However, the license SNM-551, as renewed August 1965(Nussbaumer 1965), authorized possession of specific quantities of uranium enriched to 5%, 15% and a small quantity (2 kg) enriched to any percent. In October 1968, SNM-551 was terminated and the activities were reauthorized under license SNM-1067 (Nussbaumer1968); up to 5 kg were permitted to any enrichment. Today, amendment 21 to SNM-1067 (NRC 1991a) allows for possession of limited quantities of plutonium, encapsulated sources, and uranium in the following quantities and percentages of enrichment in the isotope U-235:

  • -500,000 kg enriched to not more than 5 percent
  • -4,800 g enriched to less than 20 percent
  • -1000 g enriched to or more than 20 percent

For a period during the 1960s, CE was operating as an SS Accountability Station for source and special nuclear material provided for AEC work and subject to the policies and requirements of the AEC Manual chapter pertaining to control of SS material. And, at the same time, CE was doing work for commercial clients under authority granted by AEC license.

Information contained in several of the documents referenced in Section 7.0 indicate that licensed activities were, or could have been, conducted in or in closed proximity to some of the same facilities or areas used in support of AEC-sponsored activities. Examples are Buildings 1 through 6, buried waste lines between buildings, the creek bed, the sewage plant, and outside waste storage areas.

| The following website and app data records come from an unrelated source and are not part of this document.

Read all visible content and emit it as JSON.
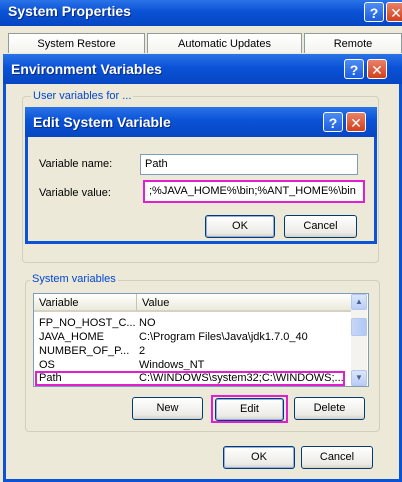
{
  "system_properties": {
    "title": "System Properties",
    "help_button": "?",
    "close_button": "✕",
    "tabs": [
      "System Restore",
      "Automatic Updates",
      "Remote"
    ]
  },
  "environment_variables": {
    "title": "Environment Variables",
    "help_button": "?",
    "close_button": "✕",
    "user_variables_label": "User variables for ...",
    "system_variables_label": "System variables",
    "columns": {
      "variable": "Variable",
      "value": "Value"
    },
    "rows": [
      {
        "variable": "FP_NO_HOST_C...",
        "value": "NO"
      },
      {
        "variable": "JAVA_HOME",
        "value": "C:\\Program Files\\Java\\jdk1.7.0_40"
      },
      {
        "variable": "NUMBER_OF_P...",
        "value": "2"
      },
      {
        "variable": "OS",
        "value": "Windows_NT"
      },
      {
        "variable": "Path",
        "value": "C:\\WINDOWS\\system32;C:\\WINDOWS;..."
      }
    ],
    "buttons": {
      "new": "New",
      "edit": "Edit",
      "delete": "Delete",
      "ok": "OK",
      "cancel": "Cancel"
    }
  },
  "edit_system_variable": {
    "title": "Edit System Variable",
    "help_button": "?",
    "close_button": "✕",
    "name_label": "Variable name:",
    "name_value": "Path",
    "value_label": "Variable value:",
    "value_value": ";%JAVA_HOME%\\bin;%ANT_HOME%\\bin",
    "buttons": {
      "ok": "OK",
      "cancel": "Cancel"
    }
  },
  "colors": {
    "title_blue": "#0a52d6",
    "highlight": "#e020d0",
    "group_label": "#0046d5"
  }
}
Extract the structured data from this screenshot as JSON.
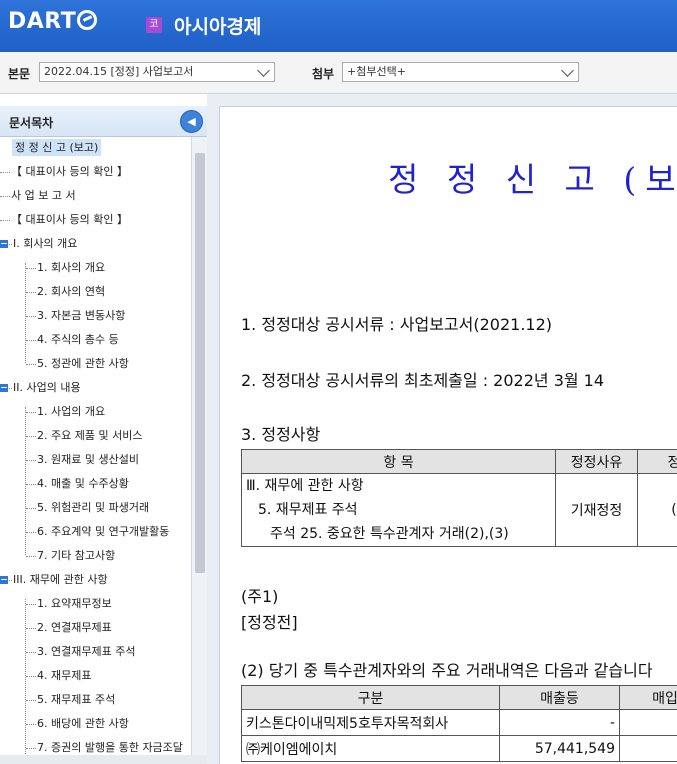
{
  "header": {
    "logo": "DART",
    "company_badge": "코",
    "company_name": "아시아경제"
  },
  "selectors": {
    "main_label": "본문",
    "main_value": "2022.04.15  [정정] 사업보고서",
    "attach_label": "첨부",
    "attach_value": "+첨부선택+"
  },
  "sidebar": {
    "title": "문서목차",
    "items": [
      {
        "label": "정 정 신 고 (보고)"
      },
      {
        "label": "【 대표이사 등의 확인 】"
      },
      {
        "label": "사 업 보 고 서"
      },
      {
        "label": "【 대표이사 등의 확인 】"
      },
      {
        "label": "I. 회사의 개요"
      },
      {
        "label": "1. 회사의 개요"
      },
      {
        "label": "2. 회사의 연혁"
      },
      {
        "label": "3. 자본금 변동사항"
      },
      {
        "label": "4. 주식의 총수 등"
      },
      {
        "label": "5. 정관에 관한 사항"
      },
      {
        "label": "II. 사업의 내용"
      },
      {
        "label": "1. 사업의 개요"
      },
      {
        "label": "2. 주요 제품 및 서비스"
      },
      {
        "label": "3. 원재료 및 생산설비"
      },
      {
        "label": "4. 매출 및 수주상황"
      },
      {
        "label": "5. 위험관리 및 파생거래"
      },
      {
        "label": "6. 주요계약 및 연구개발활동"
      },
      {
        "label": "7. 기타 참고사항"
      },
      {
        "label": "III. 재무에 관한 사항"
      },
      {
        "label": "1. 요약재무정보"
      },
      {
        "label": "2. 연결재무제표"
      },
      {
        "label": "3. 연결재무제표 주석"
      },
      {
        "label": "4. 재무제표"
      },
      {
        "label": "5. 재무제표 주석"
      },
      {
        "label": "6. 배당에 관한 사항"
      },
      {
        "label": "7. 증권의 발행을 통한 자금조달"
      }
    ]
  },
  "document": {
    "title": "정 정 신 고 (보고)",
    "line1": "1. 정정대상 공시서류 : 사업보고서(2021.12)",
    "line2": "2. 정정대상 공시서류의 최초제출일 : 2022년 3월 14",
    "line3": "3. 정정사항",
    "table1": {
      "headers": [
        "항 목",
        "정정사유",
        "정"
      ],
      "row_item_lines": [
        "Ⅲ. 재무에 관한 사항",
        "  5. 재무제표 주석",
        "    주석 25. 중요한 특수관계자 거래(2),(3)"
      ],
      "row_reason": "기재정정",
      "row_extra": "("
    },
    "note1": "(주1)",
    "note2": "[정정전]",
    "line4": "(2) 당기 중 특수관계자와의 주요 거래내역은 다음과 같습니다",
    "table2": {
      "headers": [
        "구분",
        "매출등",
        "매입"
      ],
      "rows": [
        {
          "name": "키스톤다이내믹제5호투자목적회사",
          "sales": "-"
        },
        {
          "name": "㈜케이엠에이치",
          "sales": "57,441,549"
        }
      ]
    }
  }
}
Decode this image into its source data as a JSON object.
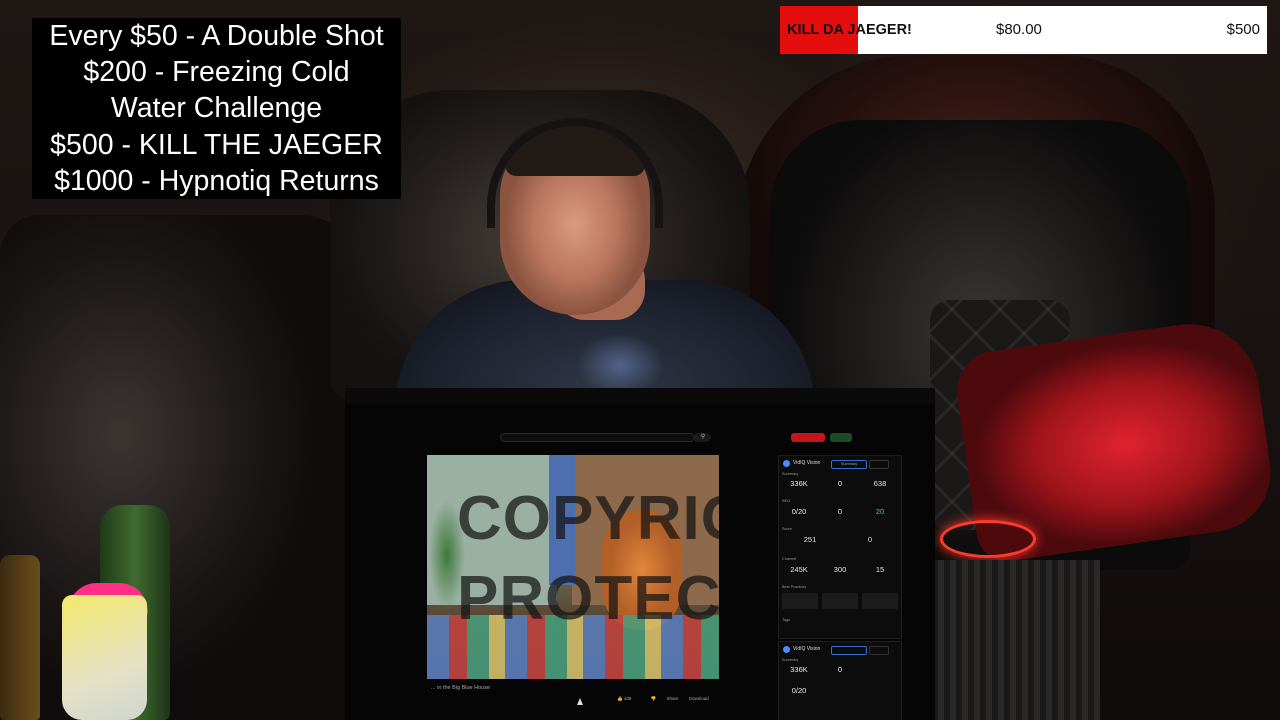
{
  "goals_overlay": {
    "lines": [
      "Every $50 - A Double Shot",
      "$200 - Freezing Cold",
      "Water Challenge",
      "$500 - KILL THE JAEGER",
      "$1000 - Hypnotiq Returns"
    ]
  },
  "goal_bar": {
    "label": "KILL DA JAEGER!",
    "current": "$80.00",
    "target": "$500",
    "progress_fraction": 0.16,
    "fill_color": "#e60d0d",
    "background_color": "#ffffff"
  },
  "screen_share": {
    "youtube": {
      "search_icon": "search-icon",
      "video": {
        "watermark_line1": "COPYRIG",
        "watermark_line2": "PROTECT",
        "title": "... in the Big Blue House"
      },
      "actions": {
        "like_count": "438",
        "dislike_icon": "thumbs-down-icon",
        "share": "Share",
        "download": "Download"
      }
    },
    "vidiq_panel": {
      "name": "VidIQ Vision",
      "tab_active": "Summary",
      "summary_label": "Summary",
      "views": "336K",
      "comments": "0",
      "likes": "638",
      "seo_label": "SEO",
      "tags_count": "0/20",
      "ranked_tags": "0",
      "seo_score": "20",
      "score_label": "Score",
      "likes_stat": "251",
      "dislikes_stat": "0",
      "channel_label": "Channel",
      "channel_views": "245K",
      "subscribers": "300",
      "videos": "15",
      "best_practices_label": "Best Practices",
      "tags_label": "Tags"
    },
    "vidiq_panel_2": {
      "name": "VidIQ Vision",
      "summary_label": "Summary",
      "views": "336K",
      "comments": "0",
      "tags_count": "0/20"
    }
  }
}
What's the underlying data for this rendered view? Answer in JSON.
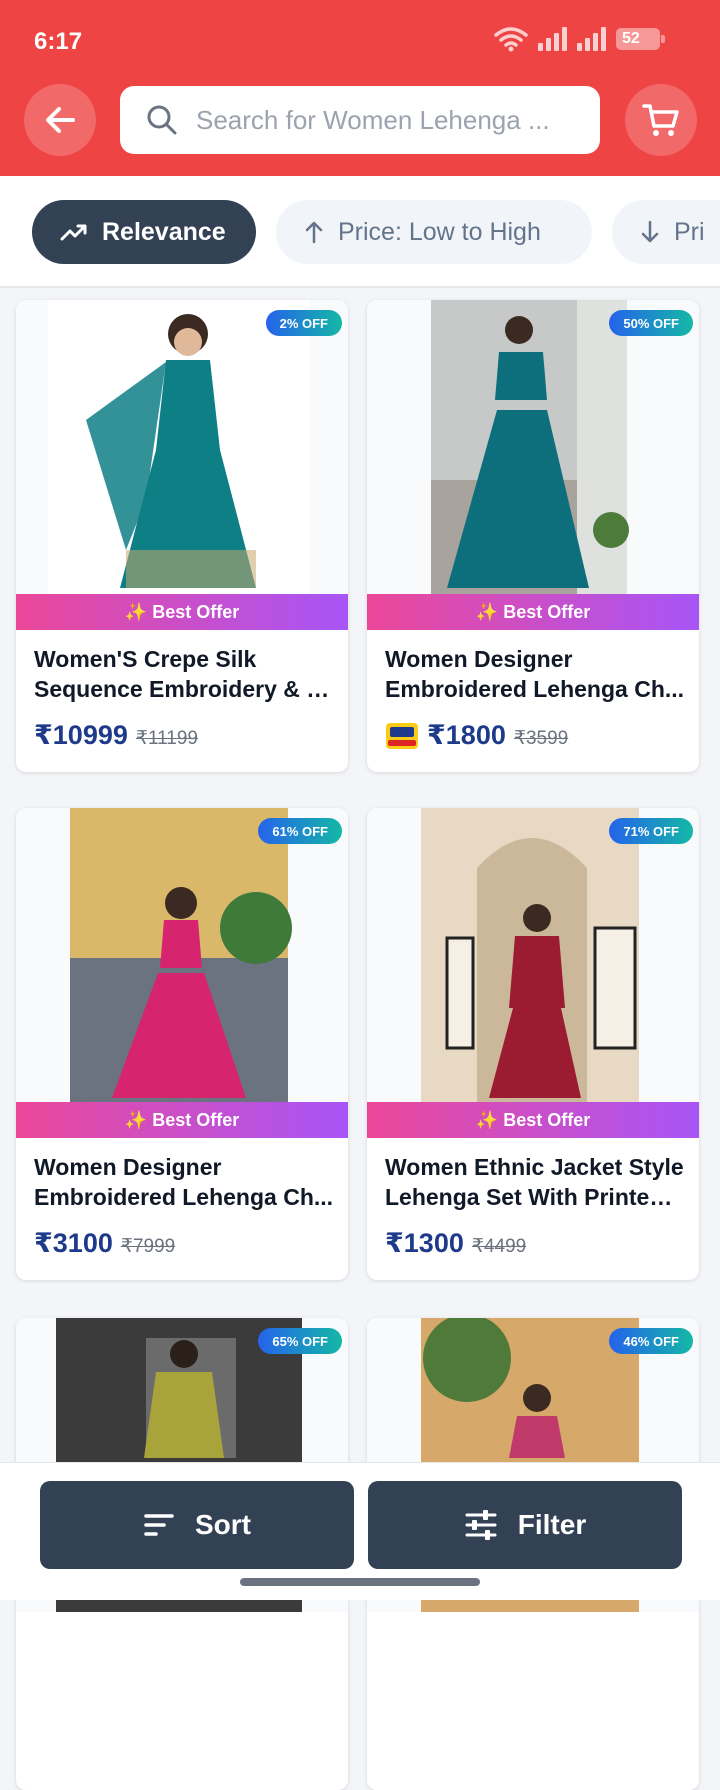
{
  "status_bar": {
    "time": "6:17",
    "battery": "52"
  },
  "header": {
    "search_placeholder": "Search for Women Lehenga ..."
  },
  "sort_chips": [
    {
      "label": "Relevance",
      "active": true,
      "icon": "trending-up-icon"
    },
    {
      "label": "Price: Low to High",
      "active": false,
      "icon": "arrow-up-icon"
    },
    {
      "label": "Pri",
      "active": false,
      "icon": "arrow-down-icon"
    }
  ],
  "best_offer_label": "✨ Best Offer",
  "products": [
    {
      "title_line1": "Women'S Crepe Silk",
      "title_line2": "Sequence Embroidery & Z...",
      "price": "₹10999",
      "mrp": "₹11199",
      "discount": "2% OFF",
      "wow_badge": false,
      "dress_color": "#0f7f86"
    },
    {
      "title_line1": "Women Designer",
      "title_line2": "Embroidered Lehenga Ch...",
      "price": "₹1800",
      "mrp": "₹3599",
      "discount": "50% OFF",
      "wow_badge": true,
      "dress_color": "#0e6f7c"
    },
    {
      "title_line1": "Women Designer",
      "title_line2": "Embroidered Lehenga Ch...",
      "price": "₹3100",
      "mrp": "₹7999",
      "discount": "61% OFF",
      "wow_badge": false,
      "dress_color": "#d6246e"
    },
    {
      "title_line1": "Women Ethnic Jacket Style",
      "title_line2": "Lehenga Set With Printed ...",
      "price": "₹1300",
      "mrp": "₹4499",
      "discount": "71% OFF",
      "wow_badge": false,
      "dress_color": "#9b1b30"
    },
    {
      "discount": "65% OFF",
      "dress_color": "#a8a33a"
    },
    {
      "discount": "46% OFF",
      "dress_color": "#c03a6a"
    }
  ],
  "bottom_bar": {
    "sort_label": "Sort",
    "filter_label": "Filter"
  }
}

Building 3 may be the only building used exclusively by CE for AEC contract work involving highly-enriched uranium (Young and Mitchell 1992).

At the start of the 1990s, approximately 10 percent of 2,500 employees at the site were involved with nuclear fuel fabrication and low-enriched uranium nuclear fuel research and development with uranium oxide powders.





NIOSH SEC Evaluation Report:

Petition 99 (Jan 1, 1965 to Dec 31, 1972)

SEC Petition Evaluation Report – Petition SEC-00099 – Report Rev #_0
Report Submittal Date: December 14, 2007